A new North Carolina law that lets agricultural and other industry interests sue whistleblowers is being challenged by a federal lawsuit filed Wednesday by consumer advocates and animal rights groups, who say it is unconstitutional.
The law allows companies to sue undercover activists or even their own whistleblowing employees for documenting violations of environmental or worker safety rules. Opponents say the law would prevent the reporting of abuses not just of animals, but of children in day cares facilities and of the elderly in nursing homes.
The suit seeks to overturn the law.
The law “interferes with basic American concepts of freedom of expression,” said David Muraskin, food safety and health attorney with Public Justice, a public interest group that represents the activist groups that brought the suit. “This is a statute designed to gag North Carolina citizens, and prevent them from informing the public and even their own government."
Secret recordings by undercover animal rights groups have revealed allegations of unsafe or unclean business practices, often in slaughterhouses. Food companies have lobbied in state legislatures across the country for the imposition of so called “agricultural gag” or “ag gag” laws to allow lawsuits against whistleblowers. Those sued could be forced to pay substantial damages to the companies.
Such ag gag laws in other states have faced criticism on similar grounds. A federal judge last year struck down one in Idaho as unconstitutional, and challenges remain to similar measures in Wyoming and Utah, Muraskin said.
Environmental groups have expressed concern that North Carolina’s pig farming industry could escape accountability under the law, according to news website Think Progress. Swine manure can pollute ground water if not properly disposed.
The plaintiffs in the suit include public advocacy groups: Government Accountability Project, People for the Ethical Treatment of Animals (PETA), Center for Food Safety, Animal Legal Defense Fund, Farm Sanctuary, and Food and Water Watch.
The law “places the safety of our families, our food supply, and animals at risk, and it attempts to bully and threaten those working for transparency, free speech and the public good,” the groups said in a joint statement.

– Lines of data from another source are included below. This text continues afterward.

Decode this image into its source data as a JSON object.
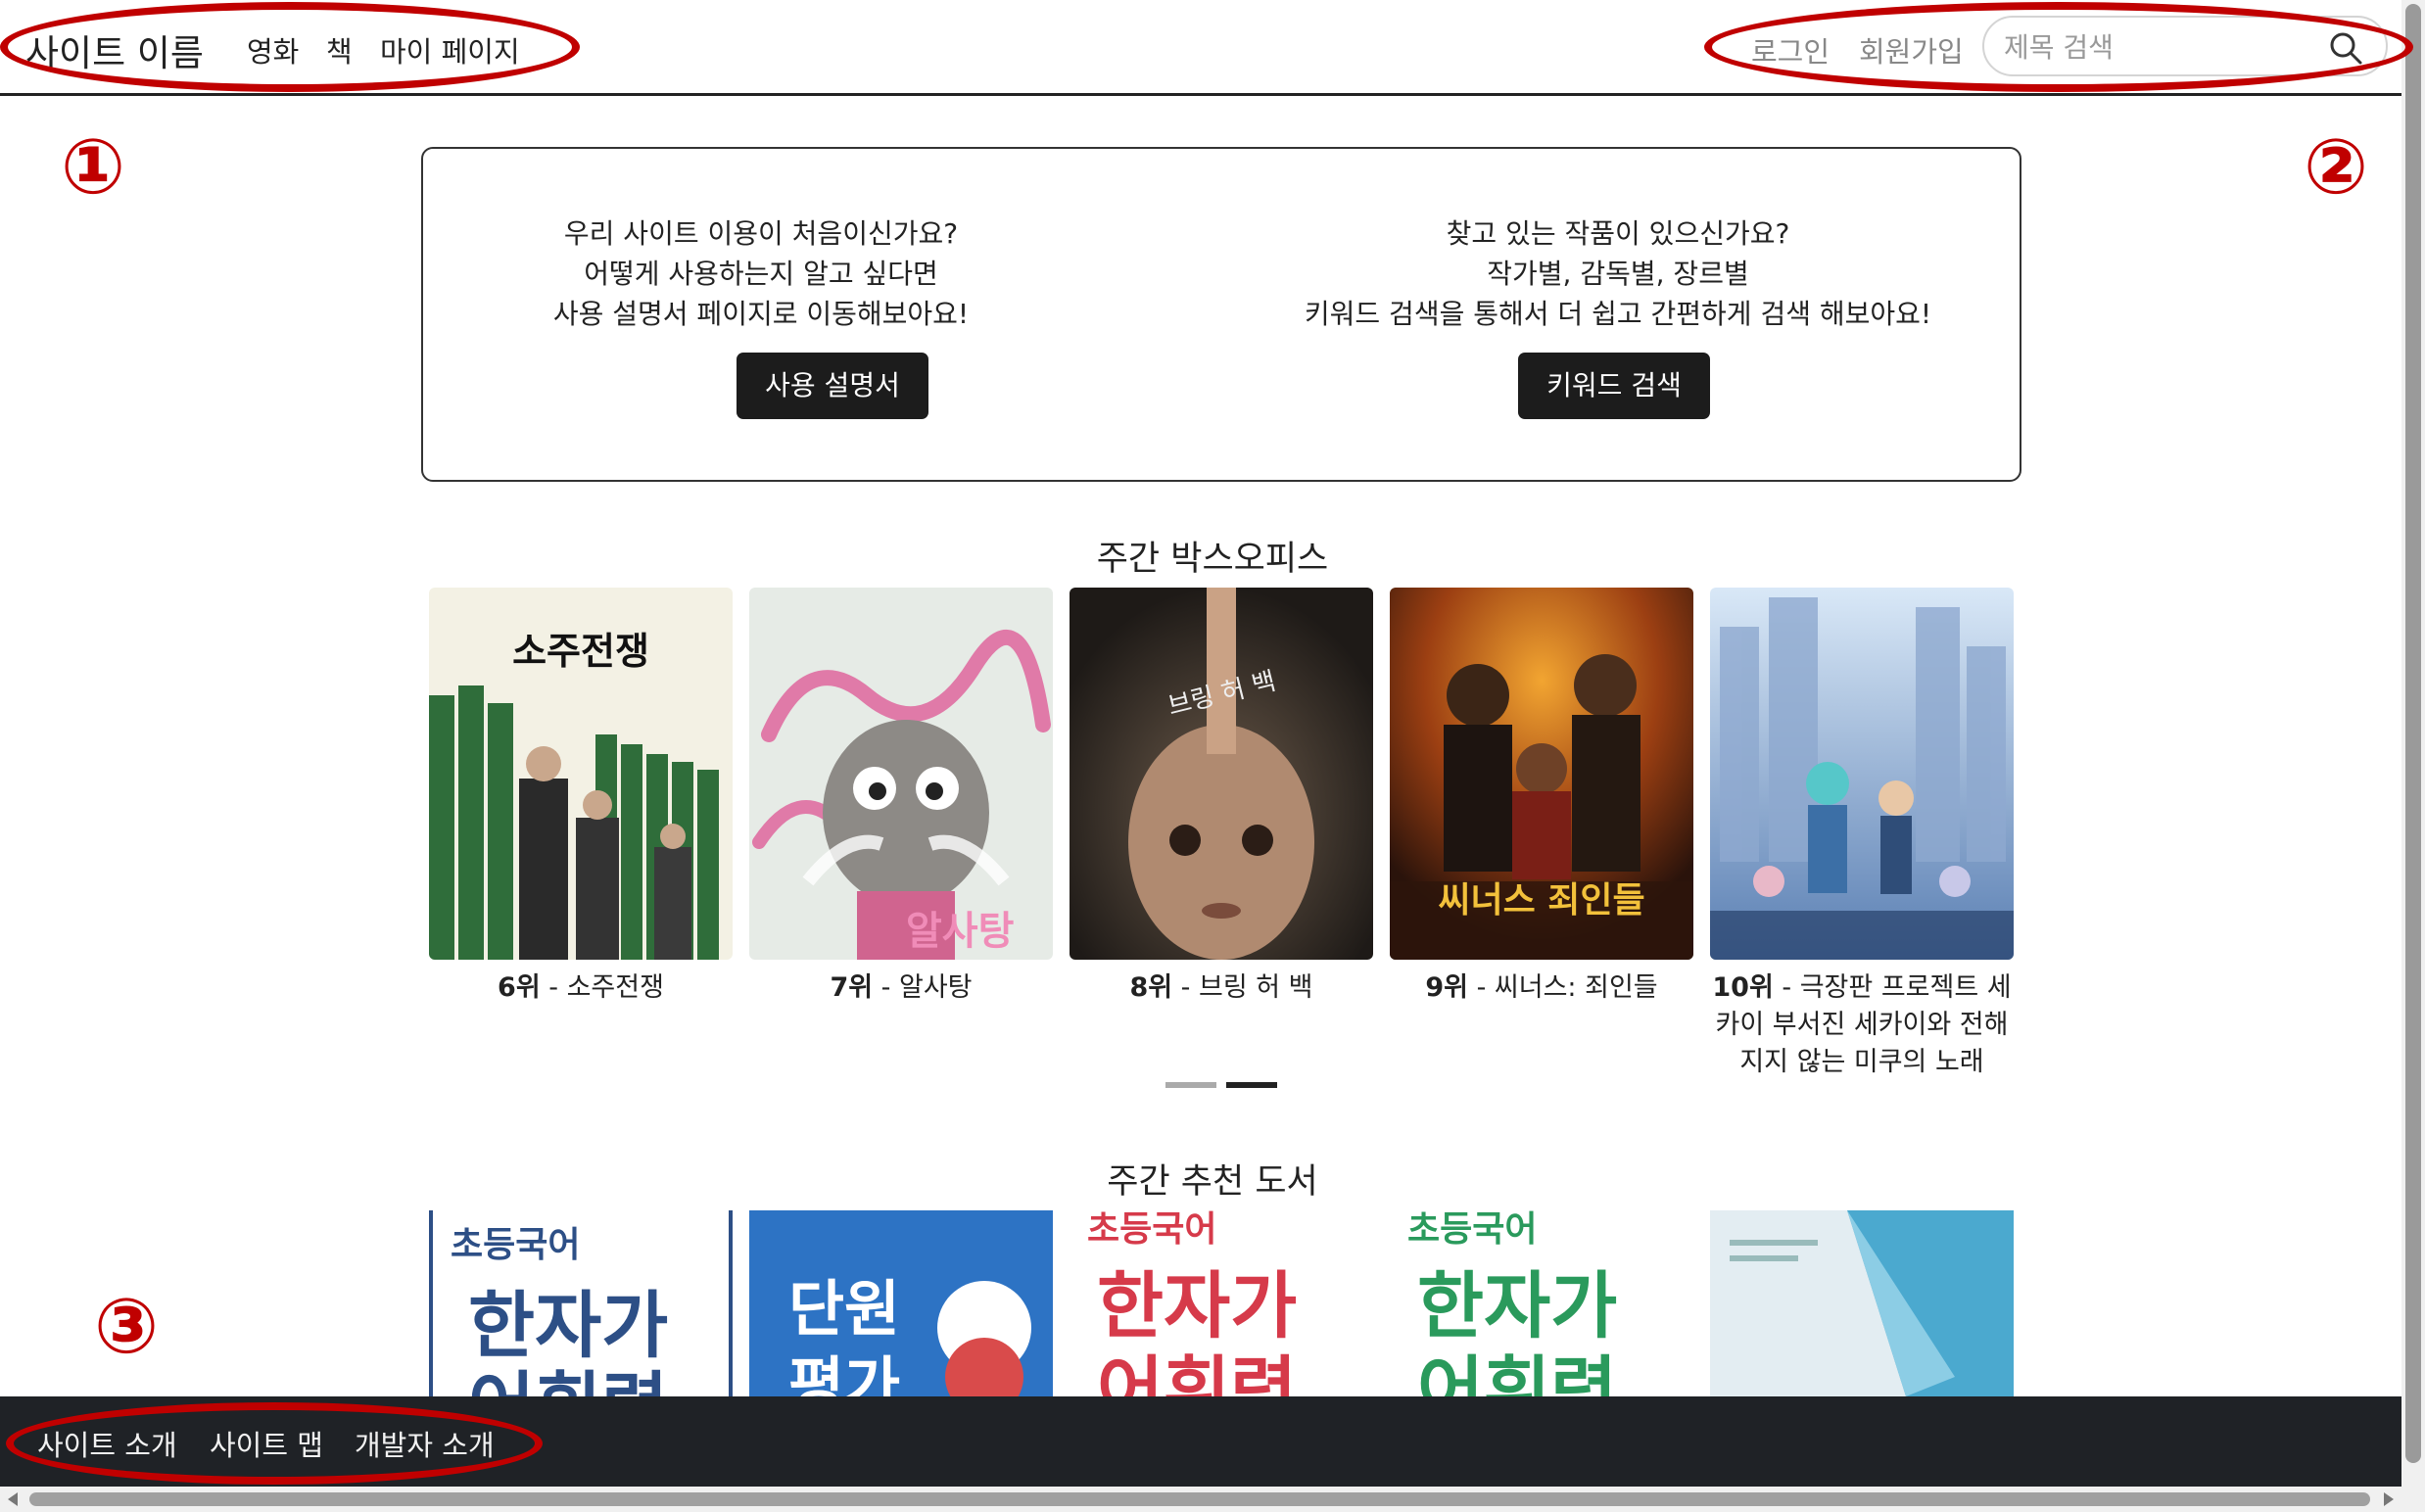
{
  "header": {
    "brand": "사이트 이름",
    "nav": [
      "영화",
      "책",
      "마이 페이지"
    ],
    "login": "로그인",
    "signup": "회원가입",
    "search_placeholder": "제목 검색"
  },
  "annotations": [
    "①",
    "②",
    "③"
  ],
  "intro": {
    "left_lines": [
      "우리 사이트 이용이 처음이신가요?",
      "어떻게 사용하는지 알고 싶다면",
      "사용 설명서 페이지로 이동해보아요!"
    ],
    "left_button": "사용 설명서",
    "right_lines": [
      "찾고 있는 작품이 있으신가요?",
      "작가별, 감독별, 장르별",
      "키워드 검색을 통해서 더 쉽고 간편하게 검색 해보아요!"
    ],
    "right_button": "키워드 검색"
  },
  "box_office": {
    "title": "주간 박스오피스",
    "items": [
      {
        "rank": "6위",
        "title": " - 소주전쟁",
        "poster_text": "소주전쟁"
      },
      {
        "rank": "7위",
        "title": " - 알사탕",
        "poster_text": "알사탕"
      },
      {
        "rank": "8위",
        "title": " - 브링 허 백",
        "poster_text": "브링 허 백"
      },
      {
        "rank": "9위",
        "title": " - 씨너스: 죄인들",
        "poster_text": "씨너스 죄인들"
      },
      {
        "rank": "10위",
        "title": " - 극장판 프로젝트 세카이 부서진 세카이와 전해지지 않는 미쿠의 노래",
        "poster_text": ""
      }
    ]
  },
  "books": {
    "title": "주간 추천 도서",
    "covers": [
      {
        "top": "초등국어",
        "big": "한자가",
        "bottom": "어휘력"
      },
      {
        "top": "",
        "big": "단원",
        "bottom": "평가"
      },
      {
        "top": "초등국어",
        "big": "한자가",
        "bottom": "어휘력"
      },
      {
        "top": "초등국어",
        "big": "한자가",
        "bottom": "어휘력"
      },
      {
        "top": "",
        "big": "",
        "bottom": ""
      }
    ]
  },
  "footer": {
    "links": [
      "사이트 소개",
      "사이트 맵",
      "개발자 소개"
    ]
  },
  "colors": {
    "annotation": "#c00000",
    "footer_bg": "#1f2226",
    "button_bg": "#1c1c1c"
  }
}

North Carolina Gov. Pat McCrory vetoed the legislation in June, but the legislature overrode McRory’s veto days later. The law took effect Jan. 1 this year.